=== Dataset records ===
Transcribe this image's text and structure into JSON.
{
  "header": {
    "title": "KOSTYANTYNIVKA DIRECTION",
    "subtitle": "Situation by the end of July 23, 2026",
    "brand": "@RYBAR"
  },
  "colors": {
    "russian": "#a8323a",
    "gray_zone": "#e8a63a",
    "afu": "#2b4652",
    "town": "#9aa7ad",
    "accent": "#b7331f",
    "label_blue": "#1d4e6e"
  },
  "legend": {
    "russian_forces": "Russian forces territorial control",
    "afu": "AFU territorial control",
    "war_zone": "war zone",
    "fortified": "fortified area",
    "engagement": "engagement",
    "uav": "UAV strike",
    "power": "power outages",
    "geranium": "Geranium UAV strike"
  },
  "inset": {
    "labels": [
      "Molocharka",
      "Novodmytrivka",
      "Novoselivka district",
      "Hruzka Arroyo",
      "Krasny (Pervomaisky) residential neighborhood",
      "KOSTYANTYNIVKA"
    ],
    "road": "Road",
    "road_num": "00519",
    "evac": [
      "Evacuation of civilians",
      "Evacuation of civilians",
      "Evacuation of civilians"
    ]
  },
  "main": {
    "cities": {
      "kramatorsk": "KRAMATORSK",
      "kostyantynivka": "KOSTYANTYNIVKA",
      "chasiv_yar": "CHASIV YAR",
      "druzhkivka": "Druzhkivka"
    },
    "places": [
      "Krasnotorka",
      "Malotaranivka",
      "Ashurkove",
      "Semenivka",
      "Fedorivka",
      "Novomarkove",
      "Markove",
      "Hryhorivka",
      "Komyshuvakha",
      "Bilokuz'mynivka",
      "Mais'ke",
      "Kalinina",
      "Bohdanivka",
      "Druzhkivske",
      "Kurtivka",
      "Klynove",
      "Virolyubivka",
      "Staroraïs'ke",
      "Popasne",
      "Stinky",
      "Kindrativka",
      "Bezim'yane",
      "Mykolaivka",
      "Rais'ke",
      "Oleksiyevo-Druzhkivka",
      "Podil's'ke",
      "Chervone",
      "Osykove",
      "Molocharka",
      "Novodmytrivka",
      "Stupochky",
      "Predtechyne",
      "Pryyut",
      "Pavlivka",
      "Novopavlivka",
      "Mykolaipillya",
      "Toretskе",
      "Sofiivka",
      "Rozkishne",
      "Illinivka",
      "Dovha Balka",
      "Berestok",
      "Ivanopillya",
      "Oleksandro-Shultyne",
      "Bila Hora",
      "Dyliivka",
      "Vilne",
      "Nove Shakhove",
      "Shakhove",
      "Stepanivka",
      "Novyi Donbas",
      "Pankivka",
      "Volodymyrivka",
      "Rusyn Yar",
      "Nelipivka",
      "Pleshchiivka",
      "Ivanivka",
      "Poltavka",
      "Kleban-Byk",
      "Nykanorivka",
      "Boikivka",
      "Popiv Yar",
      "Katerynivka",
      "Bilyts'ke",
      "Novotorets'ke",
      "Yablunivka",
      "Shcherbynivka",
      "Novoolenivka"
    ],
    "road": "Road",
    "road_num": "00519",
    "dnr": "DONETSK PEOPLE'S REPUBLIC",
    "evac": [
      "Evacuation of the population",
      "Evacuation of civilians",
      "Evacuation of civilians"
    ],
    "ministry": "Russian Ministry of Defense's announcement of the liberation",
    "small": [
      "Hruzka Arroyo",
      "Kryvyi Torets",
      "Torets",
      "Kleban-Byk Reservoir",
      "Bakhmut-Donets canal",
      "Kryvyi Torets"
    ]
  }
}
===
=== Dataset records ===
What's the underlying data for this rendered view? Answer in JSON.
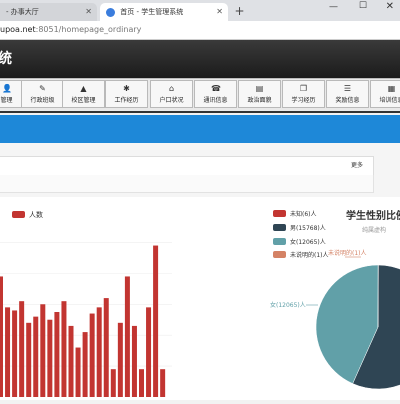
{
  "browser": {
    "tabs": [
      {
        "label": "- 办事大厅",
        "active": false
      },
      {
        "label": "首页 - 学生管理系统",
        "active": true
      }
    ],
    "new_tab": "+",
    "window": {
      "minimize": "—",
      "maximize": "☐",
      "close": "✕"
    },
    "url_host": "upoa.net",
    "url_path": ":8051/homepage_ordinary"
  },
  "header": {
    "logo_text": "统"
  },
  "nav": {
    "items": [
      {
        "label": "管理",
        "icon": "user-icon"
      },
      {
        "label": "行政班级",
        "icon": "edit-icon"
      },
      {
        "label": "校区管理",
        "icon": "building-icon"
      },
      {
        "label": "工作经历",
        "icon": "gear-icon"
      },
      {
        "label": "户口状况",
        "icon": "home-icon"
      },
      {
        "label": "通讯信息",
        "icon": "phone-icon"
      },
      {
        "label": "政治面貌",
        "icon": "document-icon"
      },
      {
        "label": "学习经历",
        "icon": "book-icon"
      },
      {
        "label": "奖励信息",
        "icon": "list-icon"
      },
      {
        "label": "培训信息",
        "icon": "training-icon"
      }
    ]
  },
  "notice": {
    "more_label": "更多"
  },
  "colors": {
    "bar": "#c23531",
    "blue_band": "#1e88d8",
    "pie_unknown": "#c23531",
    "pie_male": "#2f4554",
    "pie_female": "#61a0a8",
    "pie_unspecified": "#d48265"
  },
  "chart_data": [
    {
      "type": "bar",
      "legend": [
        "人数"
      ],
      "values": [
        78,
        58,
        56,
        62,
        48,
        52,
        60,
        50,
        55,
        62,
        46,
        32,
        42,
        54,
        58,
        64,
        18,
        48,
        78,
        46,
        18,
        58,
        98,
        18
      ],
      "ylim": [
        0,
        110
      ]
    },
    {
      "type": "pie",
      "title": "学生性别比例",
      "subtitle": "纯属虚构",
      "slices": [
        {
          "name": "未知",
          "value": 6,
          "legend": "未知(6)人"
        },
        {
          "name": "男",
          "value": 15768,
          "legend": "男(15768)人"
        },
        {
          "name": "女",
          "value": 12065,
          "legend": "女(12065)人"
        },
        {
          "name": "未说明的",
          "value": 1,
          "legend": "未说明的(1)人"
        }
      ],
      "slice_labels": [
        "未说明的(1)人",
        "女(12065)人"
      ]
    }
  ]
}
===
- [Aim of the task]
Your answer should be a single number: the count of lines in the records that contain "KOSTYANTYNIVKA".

- [Solution]
3